SJECCD celebrates Asian Pacific Heritage Month

Public scholar educates community on hate crimes and stereotypes


Illustration by Vanessa Tran / Times staff

“Asian Americans have been erased for so long, it is important that again not only our pain, but our resistance is being written down and recorded and remembered in this historic moment,” Mabute-Louie said.

The San Jose Evergreen Community College District held a meeting on May 6 to honor Asian Pacific Heritage Month.

“The acts of violence that have been happening, I’ve experienced myself personally” said Evergreen Valley College president Tammeil Gilkerson. “I’ve also known we’ve experienced them over generations, and we have always been the perpetual ‘others.’”

The guest speaker was Bianca Mabute-Louie, a Cantonese public scholar that conducts research, creates resources and facilitates workshops to support people that have faced racial injustices. She was also a volunteer at the initial planning stages of Stop AAPI Hate, a San Francisco-based group of nonprofits, organizers and educators that was formed during the pandemic to address hate against the community.

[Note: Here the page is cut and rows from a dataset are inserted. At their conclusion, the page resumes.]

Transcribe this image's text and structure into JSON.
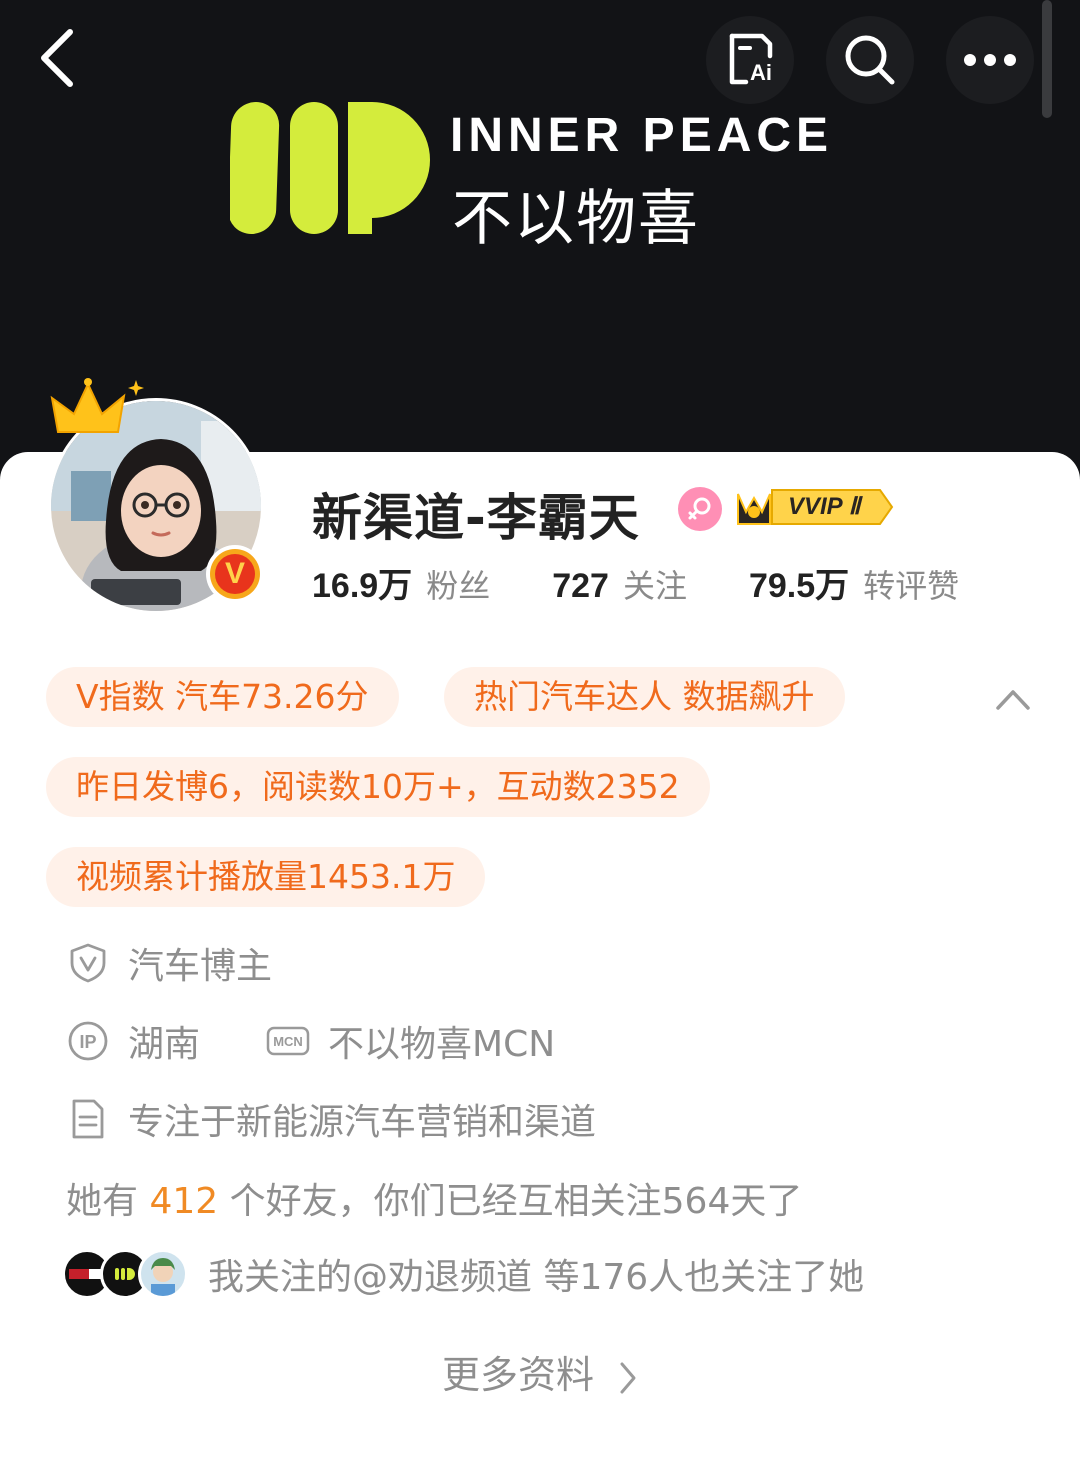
{
  "banner": {
    "brand_en": "INNER PEACE",
    "brand_cn": "不以物喜",
    "background_color": "#121316",
    "accent_color": "#d4ec3c"
  },
  "top_bar": {
    "back_icon": "chevron-left-icon",
    "ai_icon": "ai-summary-icon",
    "ai_icon_label": "Ai",
    "search_icon": "search-icon",
    "more_icon": "more-dots-icon"
  },
  "profile": {
    "name": "新渠道-李霸天",
    "verified_badge": "V",
    "gender_icon": "female-icon",
    "vip_badge": "VVIP Ⅱ",
    "stats": [
      {
        "value": "16.9万",
        "label": "粉丝"
      },
      {
        "value": "727",
        "label": "关注"
      },
      {
        "value": "79.5万",
        "label": "转评赞"
      }
    ]
  },
  "tags": {
    "tag1": "V指数 汽车73.26分",
    "tag2": "热门汽车达人 数据飙升",
    "tag3": "昨日发博6，阅读数10万+，互动数2352",
    "tag4": "视频累计播放量1453.1万"
  },
  "info": {
    "role": "汽车博主",
    "ip_icon_label": "IP",
    "location": "湖南",
    "mcn_icon_label": "MCN",
    "mcn": "不以物喜MCN",
    "bio": "专注于新能源汽车营销和渠道"
  },
  "friends": {
    "prefix": "她有",
    "count": "412",
    "suffix": "个好友，你们已经互相关注564天了"
  },
  "mutual": {
    "text": "我关注的@劝退频道 等176人也关注了她"
  },
  "more_info": {
    "label": "更多资料"
  },
  "colors": {
    "tag_bg": "#fff1e9",
    "tag_text": "#f06a1c",
    "highlight": "#f08a24",
    "verified": "#e8341c"
  }
}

A trend that Mabute-Louie said she saw in the data collected during the pandemic was a 150% increase in hate crimes with over 6,600 incidents reported since March 2020. Mabute-Louie also said that in one survey, Asian American students were afraid of being bullied if they returned to school and that Donald Trump’s reference to COVID-19 as the “Chinese virus” raised the number of hate crimes.

“Those spikes in that violence are always correlated to political rhetoric being used by the government or by the media to scapegoat them,” Mabute-Louie said.

“Yellow Peril” is a stereotype that Asians are dangerous, dirty and immoral. The term became popular during the bubonic plague outbreak of the early 1900s.

“The trends are kind of eerily similar where during that time in San Francisco,” Bianca Mabute-Louie said, “they blamed Asian immigrants for being responsible for bringing the plague.”

Mabute-Louie also said that microaggressions get dismissed because of the stereotype of how Asians don’t experience any racism.

“It is important for the community to be there for each other and especially the elderly,” Mabute-Louie said. “Asian Americans have been erased for so long that it is important that not only our pain, but our resistance is being written down and recorded and remembered in this historic moment.”